> [Data for this task]:
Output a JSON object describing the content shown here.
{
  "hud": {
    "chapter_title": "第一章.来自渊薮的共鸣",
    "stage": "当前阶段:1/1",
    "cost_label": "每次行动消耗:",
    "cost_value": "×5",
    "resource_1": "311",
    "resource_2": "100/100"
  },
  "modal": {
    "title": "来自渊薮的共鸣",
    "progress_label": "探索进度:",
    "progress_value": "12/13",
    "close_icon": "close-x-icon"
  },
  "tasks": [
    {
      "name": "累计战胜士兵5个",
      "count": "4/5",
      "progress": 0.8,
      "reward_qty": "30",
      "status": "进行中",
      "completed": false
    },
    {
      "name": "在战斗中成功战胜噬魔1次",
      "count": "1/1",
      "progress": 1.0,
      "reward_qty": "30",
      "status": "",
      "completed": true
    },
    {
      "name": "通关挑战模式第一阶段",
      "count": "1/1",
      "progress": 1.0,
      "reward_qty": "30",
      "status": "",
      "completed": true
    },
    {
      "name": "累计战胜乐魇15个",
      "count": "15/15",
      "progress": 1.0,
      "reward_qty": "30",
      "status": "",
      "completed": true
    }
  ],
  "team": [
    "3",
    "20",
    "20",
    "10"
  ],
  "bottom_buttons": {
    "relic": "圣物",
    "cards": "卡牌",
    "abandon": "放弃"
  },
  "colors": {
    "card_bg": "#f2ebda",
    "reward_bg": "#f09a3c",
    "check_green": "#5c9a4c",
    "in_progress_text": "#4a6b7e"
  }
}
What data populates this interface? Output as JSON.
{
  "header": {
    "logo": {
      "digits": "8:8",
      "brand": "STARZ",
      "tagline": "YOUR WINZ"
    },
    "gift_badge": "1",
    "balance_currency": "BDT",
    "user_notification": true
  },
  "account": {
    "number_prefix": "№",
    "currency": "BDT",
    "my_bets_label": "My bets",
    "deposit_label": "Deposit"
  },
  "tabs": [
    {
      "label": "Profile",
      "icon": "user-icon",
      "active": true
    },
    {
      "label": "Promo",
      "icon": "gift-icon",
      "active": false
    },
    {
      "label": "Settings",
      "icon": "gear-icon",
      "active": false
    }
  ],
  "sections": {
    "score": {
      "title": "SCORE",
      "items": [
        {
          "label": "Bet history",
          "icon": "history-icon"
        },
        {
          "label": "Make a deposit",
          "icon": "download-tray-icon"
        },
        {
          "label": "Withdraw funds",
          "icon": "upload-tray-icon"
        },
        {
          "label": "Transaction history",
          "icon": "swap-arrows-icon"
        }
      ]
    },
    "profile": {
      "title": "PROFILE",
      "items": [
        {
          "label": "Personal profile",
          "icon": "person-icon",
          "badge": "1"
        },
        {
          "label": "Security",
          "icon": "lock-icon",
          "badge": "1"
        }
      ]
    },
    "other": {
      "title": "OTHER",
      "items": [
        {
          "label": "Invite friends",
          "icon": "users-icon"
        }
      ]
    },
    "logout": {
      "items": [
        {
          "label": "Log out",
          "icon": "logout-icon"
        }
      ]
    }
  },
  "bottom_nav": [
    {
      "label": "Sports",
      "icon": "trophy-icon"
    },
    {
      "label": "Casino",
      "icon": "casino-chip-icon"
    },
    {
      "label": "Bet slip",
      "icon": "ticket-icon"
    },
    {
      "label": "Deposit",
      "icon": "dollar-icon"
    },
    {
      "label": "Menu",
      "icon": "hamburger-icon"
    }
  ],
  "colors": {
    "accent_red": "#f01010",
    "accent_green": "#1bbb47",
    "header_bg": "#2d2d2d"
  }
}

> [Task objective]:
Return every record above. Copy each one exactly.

> [Response area]:
Output a JSON object describing the content shown here.
{
  "hud": {
    "chapter_title": "第一章.来自渊薮的共鸣",
    "stage": "当前阶段:1/1",
    "cost_label": "每次行动消耗:",
    "cost_value": "×5",
    "resource_1": "311",
    "resource_2": "100/100"
  },
  "modal": {
    "title": "来自渊薮的共鸣",
    "progress_label": "探索进度:",
    "progress_value": "12/13",
    "close_icon": "close-x-icon"
  },
  "tasks": [
    {
      "name": "累计战胜士兵5个",
      "count": "4/5",
      "progress": 0.8,
      "reward_qty": "30",
      "status": "进行中",
      "completed": false
    },
    {
      "name": "在战斗中成功战胜噬魔1次",
      "count": "1/1",
      "progress": 1.0,
      "reward_qty": "30",
      "status": "",
      "completed": true
    },
    {
      "name": "通关挑战模式第一阶段",
      "count": "1/1",
      "progress": 1.0,
      "reward_qty": "30",
      "status": "",
      "completed": true
    },
    {
      "name": "累计战胜乐魇15个",
      "count": "15/15",
      "progress": 1.0,
      "reward_qty": "30",
      "status": "",
      "completed": true
    }
  ],
  "team": [
    "3",
    "20",
    "20",
    "10"
  ],
  "bottom_buttons": {
    "relic": "圣物",
    "cards": "卡牌",
    "abandon": "放弃"
  },
  "colors": {
    "card_bg": "#f2ebda",
    "reward_bg": "#f09a3c",
    "check_green": "#5c9a4c",
    "in_progress_text": "#4a6b7e"
  }
}
What data populates this interface? Output as JSON.
{
  "header": {
    "logo": {
      "digits": "8:8",
      "brand": "STARZ",
      "tagline": "YOUR WINZ"
    },
    "gift_badge": "1",
    "balance_currency": "BDT",
    "user_notification": true
  },
  "account": {
    "number_prefix": "№",
    "currency": "BDT",
    "my_bets_label": "My bets",
    "deposit_label": "Deposit"
  },
  "tabs": [
    {
      "label": "Profile",
      "icon": "user-icon",
      "active": true
    },
    {
      "label": "Promo",
      "icon": "gift-icon",
      "active": false
    },
    {
      "label": "Settings",
      "icon": "gear-icon",
      "active": false
    }
  ],
  "sections": {
    "score": {
      "title": "SCORE",
      "items": [
        {
          "label": "Bet history",
          "icon": "history-icon"
        },
        {
          "label": "Make a deposit",
          "icon": "download-tray-icon"
        },
        {
          "label": "Withdraw funds",
          "icon": "upload-tray-icon"
        },
        {
          "label": "Transaction history",
          "icon": "swap-arrows-icon"
        }
      ]
    },
    "profile": {
      "title": "PROFILE",
      "items": [
        {
          "label": "Personal profile",
          "icon": "person-icon",
          "badge": "1"
        },
        {
          "label": "Security",
          "icon": "lock-icon",
          "badge": "1"
        }
      ]
    },
    "other": {
      "title": "OTHER",
      "items": [
        {
          "label": "Invite friends",
          "icon": "users-icon"
        }
      ]
    },
    "logout": {
      "items": [
        {
          "label": "Log out",
          "icon": "logout-icon"
        }
      ]
    }
  },
  "bottom_nav": [
    {
      "label": "Sports",
      "icon": "trophy-icon"
    },
    {
      "label": "Casino",
      "icon": "casino-chip-icon"
    },
    {
      "label": "Bet slip",
      "icon": "ticket-icon"
    },
    {
      "label": "Deposit",
      "icon": "dollar-icon"
    },
    {
      "label": "Menu",
      "icon": "hamburger-icon"
    }
  ],
  "colors": {
    "accent_red": "#f01010",
    "accent_green": "#1bbb47",
    "header_bg": "#2d2d2d"
  }
}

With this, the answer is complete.